KUWAIT (Reuters) – Oil was unlikely to fall below $100 per barrel as strong demand from emerging economies such as China and India put a floor under prices, a member of Kuwait’s top oil council said in remarks published on Sunday.
Concerns about the economy of the United States and falling oil demand in developed countries have knocked crude from a July record of $147 a barrel to $125 on Friday.
“I don’t think that prices will return to the record level, nor will they fall below $100 per barrel,” Khaled Boodai told al-Seyassah newspaper.
“I think that the price … will stabilize,” said Boodai, a member of the Gulf Arab state’s Supreme Petroleum Council.
The official reiterated that Kuwait’s proven oil reserves stood at 100 billion barrels.

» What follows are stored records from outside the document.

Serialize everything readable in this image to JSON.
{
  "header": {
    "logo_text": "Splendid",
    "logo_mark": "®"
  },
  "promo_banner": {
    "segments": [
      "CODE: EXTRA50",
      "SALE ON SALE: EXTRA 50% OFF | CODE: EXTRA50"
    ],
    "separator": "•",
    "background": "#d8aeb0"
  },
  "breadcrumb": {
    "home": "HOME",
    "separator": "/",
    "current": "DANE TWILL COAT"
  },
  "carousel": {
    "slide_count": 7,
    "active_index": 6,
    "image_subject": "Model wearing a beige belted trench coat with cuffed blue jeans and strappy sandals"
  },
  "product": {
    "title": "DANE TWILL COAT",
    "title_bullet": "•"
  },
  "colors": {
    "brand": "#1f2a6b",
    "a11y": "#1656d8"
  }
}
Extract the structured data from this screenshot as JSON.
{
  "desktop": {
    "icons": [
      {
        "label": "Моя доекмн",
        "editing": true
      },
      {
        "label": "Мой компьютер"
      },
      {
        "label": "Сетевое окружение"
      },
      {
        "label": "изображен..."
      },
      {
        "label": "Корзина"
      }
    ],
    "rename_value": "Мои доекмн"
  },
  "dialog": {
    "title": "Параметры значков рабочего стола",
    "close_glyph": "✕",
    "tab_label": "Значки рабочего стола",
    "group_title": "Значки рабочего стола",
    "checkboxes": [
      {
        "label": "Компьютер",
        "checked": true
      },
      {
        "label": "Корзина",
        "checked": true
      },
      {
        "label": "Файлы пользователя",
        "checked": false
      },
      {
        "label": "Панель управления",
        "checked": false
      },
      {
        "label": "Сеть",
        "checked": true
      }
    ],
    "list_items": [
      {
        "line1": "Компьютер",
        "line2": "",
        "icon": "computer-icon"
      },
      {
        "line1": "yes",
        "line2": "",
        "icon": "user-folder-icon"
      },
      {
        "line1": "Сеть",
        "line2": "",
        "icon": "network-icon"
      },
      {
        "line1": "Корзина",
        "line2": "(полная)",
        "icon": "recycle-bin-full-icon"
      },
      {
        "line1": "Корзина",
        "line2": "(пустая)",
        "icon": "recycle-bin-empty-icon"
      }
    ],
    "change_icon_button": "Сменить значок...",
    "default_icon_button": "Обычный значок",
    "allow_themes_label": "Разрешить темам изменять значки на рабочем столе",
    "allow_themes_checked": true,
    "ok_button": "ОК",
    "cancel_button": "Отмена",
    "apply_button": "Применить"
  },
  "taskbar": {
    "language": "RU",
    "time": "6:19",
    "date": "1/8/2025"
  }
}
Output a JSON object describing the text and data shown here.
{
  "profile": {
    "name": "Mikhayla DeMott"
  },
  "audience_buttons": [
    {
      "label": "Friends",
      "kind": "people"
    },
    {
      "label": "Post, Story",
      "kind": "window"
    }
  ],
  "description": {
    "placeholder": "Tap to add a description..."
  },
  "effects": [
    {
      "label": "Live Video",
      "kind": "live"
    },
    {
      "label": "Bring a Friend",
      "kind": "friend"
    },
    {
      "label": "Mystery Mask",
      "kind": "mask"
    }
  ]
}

The size of Kuwait’s reserves has been the topic of public debate since industry newsletter Petroleum Intelligence Weekly (PIW) reported in 2006 that reserves were just 48 billion barrels — about half what was officially stated.
“What some media reported that Kuwait’s oil reserves are less than that is wrong and not based on scientific record, on the contrary, there are new discoveries,” Boodai said.
In June, four Kuwaiti parliament members proposed a bill requiring a detailed update on reserves and linking future output to actual reserves.
If the reserves were lower that officially stated, then the bill could force the OPEC exporter to cut oil output. The bill could only be enacted after approval from parliament and the ruler.
Boodai also reiterated Kuwait aimed to increase output to 4 million bpd by 2020.